Sexual Assault & Violence Response Resources
Information you can use to seek resources and support for sexual assault, domestic violence, dating violence and stalking crimes, and ways to report the crime to law enforcement and the campus.
“Affirmative consent is a knowing, voluntary, and mutual decision among all participants to engage in sexual activity. Consent can be given by words or actions, as long as those words or actions create clear permission regarding willingness to engage in the sexual activity. Silence or lack of resistance, in and of itself, does not demonstrate consent. The definition of consent does not vary based upon a participant's sex, sexual orientation, gender identity, or gender expression.”
Additional Mandatory Language That May Be Worded as Appropriate for Each Institution:
- Consent to any sexual act or prior consensual sexual activity between or with any party does not necessarily constitute consent to any other sexual act.
- Consent is required regardless of whether the person initiating the act is under the influence of drugs and/or alcohol.
- Consent may be initially given but withdrawn at any time.
- Consent cannot be given when a person is incapacitated, which occurs when an individual lacks the ability to knowingly choose to participate in sexual activity. Incapacitation may be caused by the lack of consciousness or being asleep, being involuntarily restrained, or if an individual otherwise cannot consent. Depending on the degree of intoxication, someone who is under the influence of alcohol, drugs, or other intoxicants may be incapacitated and therefore unable to consent.
- Consent cannot be given when it is the result of any coercion, intimidation, force, or threat of harm.
- When consent is withdrawn or can no longer be given, sexual activity must stop.
SUNY Policies on Sexual Violence Prevention and Response
Further resources may be found at the SUNY Sexual Violence Prevention Resources page and the SUNY Compliance Page Safety, Security, and Public Health.
A plain language explanation of the differences between the criminal justice process and the college disciplinary system.
Model MOU between Colleges and Rape Crisis Centers
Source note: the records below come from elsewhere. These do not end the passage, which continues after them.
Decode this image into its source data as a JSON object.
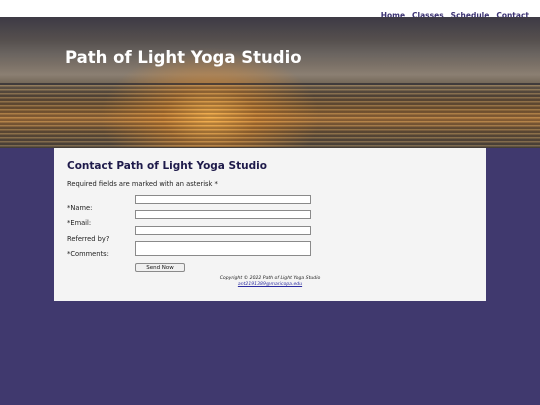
{
  "nav": {
    "items": [
      "Home",
      "Classes",
      "Schedule",
      "Contact"
    ]
  },
  "header": {
    "title": "Path of Light Yoga Studio"
  },
  "main": {
    "heading": "Contact Path of Light Yoga Studio",
    "required_note": "Required fields are marked with an asterisk *",
    "fields": {
      "name_label": "*Name:",
      "email_label": "*Email:",
      "referred_label": "Referred by?",
      "comments_label": "*Comments:"
    },
    "send_label": "Send Now"
  },
  "footer": {
    "copyright": "Copyright © 2022 Path of Light Yoga Studio",
    "email": "ant2191389@maricopa.edu"
  },
  "colors": {
    "background": "#40396e",
    "accent": "#3b3272"
  }
}
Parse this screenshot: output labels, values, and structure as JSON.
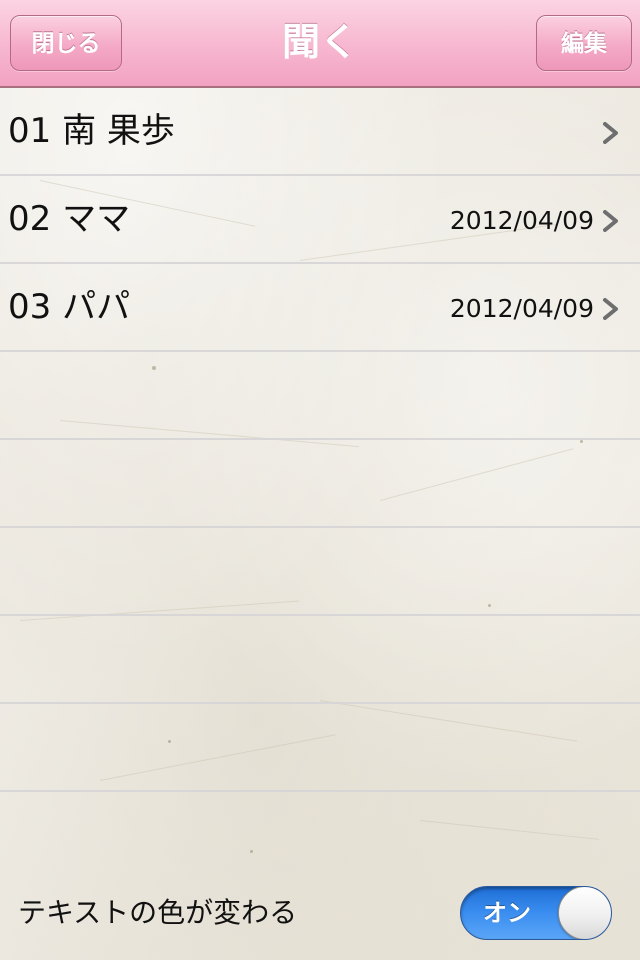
{
  "navbar": {
    "close_label": "閉じる",
    "title": "聞く",
    "edit_label": "編集"
  },
  "list": {
    "items": [
      {
        "title": "01 南 果歩",
        "date": ""
      },
      {
        "title": "02 ママ",
        "date": "2012/04/09"
      },
      {
        "title": "03 パパ",
        "date": "2012/04/09"
      }
    ]
  },
  "settings": {
    "text_color_label": "テキストの色が変わる",
    "toggle_label": "オン",
    "toggle_on": true
  },
  "colors": {
    "navbar_pink": "#f7b9d1",
    "toggle_blue": "#3b8ef0",
    "chevron_gray": "#6e6e6e"
  },
  "icons": {
    "row_disclosure": "chevron-right-icon"
  }
}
Information on complying with the Violence Against Women Act and SUNY-created model policies may be found in the SUNY Office of General Counsel document Policy and Programming Changes Pursuant to the Campus SaVE Provisions of the Violence Against Women Act.